[Instructions for the task]
Every single record needs to be restated word for word.

Stored items from a collection:

====================

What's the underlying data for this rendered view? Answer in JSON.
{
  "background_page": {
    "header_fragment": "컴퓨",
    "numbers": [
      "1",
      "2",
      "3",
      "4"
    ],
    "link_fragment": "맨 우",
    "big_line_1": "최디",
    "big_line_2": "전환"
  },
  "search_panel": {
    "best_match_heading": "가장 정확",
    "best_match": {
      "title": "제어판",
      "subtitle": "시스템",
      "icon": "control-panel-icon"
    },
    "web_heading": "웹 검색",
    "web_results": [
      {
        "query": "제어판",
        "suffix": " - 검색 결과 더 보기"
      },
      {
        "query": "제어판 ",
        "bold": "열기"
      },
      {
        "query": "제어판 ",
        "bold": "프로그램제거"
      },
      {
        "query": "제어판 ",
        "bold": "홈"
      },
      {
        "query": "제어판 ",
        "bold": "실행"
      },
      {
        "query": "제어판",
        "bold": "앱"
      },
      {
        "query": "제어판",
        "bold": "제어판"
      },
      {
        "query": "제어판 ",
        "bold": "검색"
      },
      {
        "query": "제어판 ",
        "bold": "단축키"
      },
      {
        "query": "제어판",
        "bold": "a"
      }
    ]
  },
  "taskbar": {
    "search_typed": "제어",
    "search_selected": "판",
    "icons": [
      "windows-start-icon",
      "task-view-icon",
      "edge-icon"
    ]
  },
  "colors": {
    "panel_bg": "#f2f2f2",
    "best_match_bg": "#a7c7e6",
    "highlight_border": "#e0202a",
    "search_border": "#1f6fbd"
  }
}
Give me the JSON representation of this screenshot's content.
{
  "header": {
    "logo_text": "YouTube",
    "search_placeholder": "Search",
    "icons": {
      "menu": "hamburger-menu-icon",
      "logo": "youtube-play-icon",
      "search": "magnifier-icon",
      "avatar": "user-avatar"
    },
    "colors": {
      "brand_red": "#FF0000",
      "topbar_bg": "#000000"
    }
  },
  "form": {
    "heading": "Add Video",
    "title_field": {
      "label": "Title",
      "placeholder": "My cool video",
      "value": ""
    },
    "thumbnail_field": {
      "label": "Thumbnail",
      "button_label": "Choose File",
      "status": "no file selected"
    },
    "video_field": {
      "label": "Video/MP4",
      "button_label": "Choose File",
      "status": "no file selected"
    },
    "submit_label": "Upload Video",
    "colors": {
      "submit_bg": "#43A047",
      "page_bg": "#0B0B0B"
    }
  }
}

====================

[Exercise response]
What's the underlying data for this rendered view? Answer in JSON.
{
  "background_page": {
    "header_fragment": "컴퓨",
    "numbers": [
      "1",
      "2",
      "3",
      "4"
    ],
    "link_fragment": "맨 우",
    "big_line_1": "최디",
    "big_line_2": "전환"
  },
  "search_panel": {
    "best_match_heading": "가장 정확",
    "best_match": {
      "title": "제어판",
      "subtitle": "시스템",
      "icon": "control-panel-icon"
    },
    "web_heading": "웹 검색",
    "web_results": [
      {
        "query": "제어판",
        "suffix": " - 검색 결과 더 보기"
      },
      {
        "query": "제어판 ",
        "bold": "열기"
      },
      {
        "query": "제어판 ",
        "bold": "프로그램제거"
      },
      {
        "query": "제어판 ",
        "bold": "홈"
      },
      {
        "query": "제어판 ",
        "bold": "실행"
      },
      {
        "query": "제어판",
        "bold": "앱"
      },
      {
        "query": "제어판",
        "bold": "제어판"
      },
      {
        "query": "제어판 ",
        "bold": "검색"
      },
      {
        "query": "제어판 ",
        "bold": "단축키"
      },
      {
        "query": "제어판",
        "bold": "a"
      }
    ]
  },
  "taskbar": {
    "search_typed": "제어",
    "search_selected": "판",
    "icons": [
      "windows-start-icon",
      "task-view-icon",
      "edge-icon"
    ]
  },
  "colors": {
    "panel_bg": "#f2f2f2",
    "best_match_bg": "#a7c7e6",
    "highlight_border": "#e0202a",
    "search_border": "#1f6fbd"
  }
}
Give me the JSON representation of this screenshot's content.
{
  "header": {
    "logo_text": "YouTube",
    "search_placeholder": "Search",
    "icons": {
      "menu": "hamburger-menu-icon",
      "logo": "youtube-play-icon",
      "search": "magnifier-icon",
      "avatar": "user-avatar"
    },
    "colors": {
      "brand_red": "#FF0000",
      "topbar_bg": "#000000"
    }
  },
  "form": {
    "heading": "Add Video",
    "title_field": {
      "label": "Title",
      "placeholder": "My cool video",
      "value": ""
    },
    "thumbnail_field": {
      "label": "Thumbnail",
      "button_label": "Choose File",
      "status": "no file selected"
    },
    "video_field": {
      "label": "Video/MP4",
      "button_label": "Choose File",
      "status": "no file selected"
    },
    "submit_label": "Upload Video",
    "colors": {
      "submit_bg": "#43A047",
      "page_bg": "#0B0B0B"
    }
  }
}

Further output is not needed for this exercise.